Under Miranda v. Arizona
(1966) 384 U.S. 436, 473-474, once an “individual indicates in any manner, at any time prior to or during questioning, that he wishes to remain silent, the interrogation must cease.” If police officers continue to interrogate a suspect after that suspect invokes his right to remain silent, the police “squarely” violate Miranda.
In the fifty years since Miranda was decided, many cases have received judicial review wherein a suspect states he wants to remain silent, but then makes a later statement spontaneously, with police prompting. This can “cast retrospective doubt on the clarity of [his] initial request itself.” Smith v. Illinois
(1984) 464 U.S. 91, 98-99. Davis v. United States
(1994) 512 U.S. 452, 458.
When this happens, police may continue asking questions that help the investigation, rather than clarifying if the suspect is waiving his or her right to remain silent.
Other times, police simply seem to ignore the suspect’s invocation of the right to remain silent, especially when the suspect is young or the crime alleged is especially serious. When police continue the questioning, and the suspect later admits to the crimes at issue, judges will often find the prior invocation was ambiguous.

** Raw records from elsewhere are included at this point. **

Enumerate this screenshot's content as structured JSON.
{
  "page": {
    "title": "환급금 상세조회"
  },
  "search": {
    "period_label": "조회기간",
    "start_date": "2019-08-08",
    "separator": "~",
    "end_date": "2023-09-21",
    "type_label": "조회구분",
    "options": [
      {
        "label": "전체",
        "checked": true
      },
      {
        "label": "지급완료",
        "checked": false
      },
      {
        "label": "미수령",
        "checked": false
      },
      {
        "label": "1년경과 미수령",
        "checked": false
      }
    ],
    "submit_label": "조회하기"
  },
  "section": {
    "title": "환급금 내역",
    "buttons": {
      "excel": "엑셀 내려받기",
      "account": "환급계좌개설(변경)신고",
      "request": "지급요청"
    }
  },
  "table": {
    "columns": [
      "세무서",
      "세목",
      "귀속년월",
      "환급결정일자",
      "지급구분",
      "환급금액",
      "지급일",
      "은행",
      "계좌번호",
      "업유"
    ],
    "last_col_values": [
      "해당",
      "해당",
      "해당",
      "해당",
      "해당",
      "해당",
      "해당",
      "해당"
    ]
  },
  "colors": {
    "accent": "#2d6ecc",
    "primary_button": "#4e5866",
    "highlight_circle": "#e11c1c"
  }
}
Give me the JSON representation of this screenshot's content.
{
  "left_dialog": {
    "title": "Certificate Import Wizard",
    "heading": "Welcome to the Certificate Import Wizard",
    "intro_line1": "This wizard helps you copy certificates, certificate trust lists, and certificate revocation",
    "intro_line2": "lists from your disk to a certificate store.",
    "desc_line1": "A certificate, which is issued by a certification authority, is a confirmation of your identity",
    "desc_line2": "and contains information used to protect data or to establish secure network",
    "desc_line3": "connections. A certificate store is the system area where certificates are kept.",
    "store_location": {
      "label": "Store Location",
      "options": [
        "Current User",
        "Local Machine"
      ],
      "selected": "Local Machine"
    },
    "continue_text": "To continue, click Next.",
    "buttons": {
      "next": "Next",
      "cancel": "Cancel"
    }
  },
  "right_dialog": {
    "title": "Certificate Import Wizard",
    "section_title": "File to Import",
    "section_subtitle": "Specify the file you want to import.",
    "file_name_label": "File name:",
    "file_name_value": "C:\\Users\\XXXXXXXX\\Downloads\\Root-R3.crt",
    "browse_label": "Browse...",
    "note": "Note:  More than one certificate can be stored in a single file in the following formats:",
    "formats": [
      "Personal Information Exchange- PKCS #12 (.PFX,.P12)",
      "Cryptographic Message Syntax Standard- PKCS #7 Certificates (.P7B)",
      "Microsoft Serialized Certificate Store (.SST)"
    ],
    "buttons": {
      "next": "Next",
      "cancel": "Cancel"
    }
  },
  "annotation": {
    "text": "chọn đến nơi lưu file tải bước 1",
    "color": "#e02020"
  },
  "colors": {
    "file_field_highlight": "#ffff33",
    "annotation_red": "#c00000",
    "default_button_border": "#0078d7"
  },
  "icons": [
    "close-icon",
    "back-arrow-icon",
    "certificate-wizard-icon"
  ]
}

We think this gamesmanship by police has gone on too long and needs to stop.
On Friday, July 22, 2016, the U.S. Court of Appeals seemed to put its foot down on this shady police practice in Kevin Jones, Jr. v. K. Harrington
(2016 DJDAR 7446).
In 2003, the Los Angeles Police Department had suspicions that Kevin Jones, then 19, was involved in a gang shooting that killed one person and left two injured. Detectives picked up Jones and took him to the police station. After several hours of questioning, Jones told the officers, “I don’t want to talk no more.”
Undeterred, the police kept asking Jones questions about the shootings. Eventually, Jones made a number of incriminating statements.
The District Attorney then filed a criminal complaint against Jones. The incriminating statements were then introduced to the jury and the jury convicted Jones of first degree murder, two counts of attempted murder, two counts of shooting at an occupied vehicle and assault with a firearm. The judge then sentenced Jones to state prison for seventy-five years to life.
On appeal, the court of appeal ruled that Jones’ invocation of his right to remain silent was rendered ambiguous by Jones’ subsequent admissions.
Jones then appealed to the Ninth Circuit Court of Appeals. This court began its analysis of Jones’ writ by looking at the Anti-Terrorism and Effective Death Penalty Act of 1996 (AEDPA). Under AEDPA, a habeas petition can only be granted if the state court’s ruling on the prisoner’s claim “resulted in a decision that was contrary to, or involved an unreasonable application of clearly established law, as determined by the [U.S.] Supreme Court,” or “resulted in a decision that was based on an unreasonable determination of the facts…”
In looking at the facts of the case, the Ninth Circuit noted the facts of the case. In August of 2003, three teenagers were stopped at a gas station that bordered on the territory of the Westside Rolling 90’s Crips. The teenagers were members of the Eight Treys Gangster Crips, the rival gang of the Westside Rolling 90’s Crips. A black Ford pulled up to the teens. An African-American male wearing a Cleveland Indians hat leaned out the window and shouted, “Fuck Eight Treys. This is Westside Rolling Crips.” The Ford then drove off.
The three teenagers finished pumping their gas and left the gas station. The same black Ford then drove up alongside the three teenagers and a light-skinned African-American made a Rolling 90’s sign, leveled a semi-automatic weapon at the teens and opened fire. Two teens were shot, as well as a bystander nearby. One of the teens died.
The Ninth Circuit noted that officers found a witness who told them that Jones had a Cleveland Indians hat, drove a black Ford Escort and was a member of the Rolling 90’s.
However, Jones told police he had no knowledge of the incident. Officers then lied to him, telling him they had witnesses who identified his car as the one used in the shooting. Jones then said he heard about the shooting a few days later. He then said his car was stolen on the day of the shooting, but it was then returned later.
Jones then said to the police, “I don’t want to talk no more, man.” The Ninth Circuit held that at that point, officers had to terminate their questioning. “There was no ambiguity.”
The Ninth Circuit therefore reversed the lower court and held that Jones was entitled to be released from custody pending the prosecution’s decision on asking for a new trial.
For more information about Miranda rights and the Fifth Amendment, please click on the following articles:
- Four Facts about Miranda Rights That Everyone Should Know
- Fifth Amendment Rights Violated When DA Points to Silence As Evidence of Guilt
- A Person’s Silence After a Car Crash Before Being Given Miranda Warnings Can Be Used Against That Person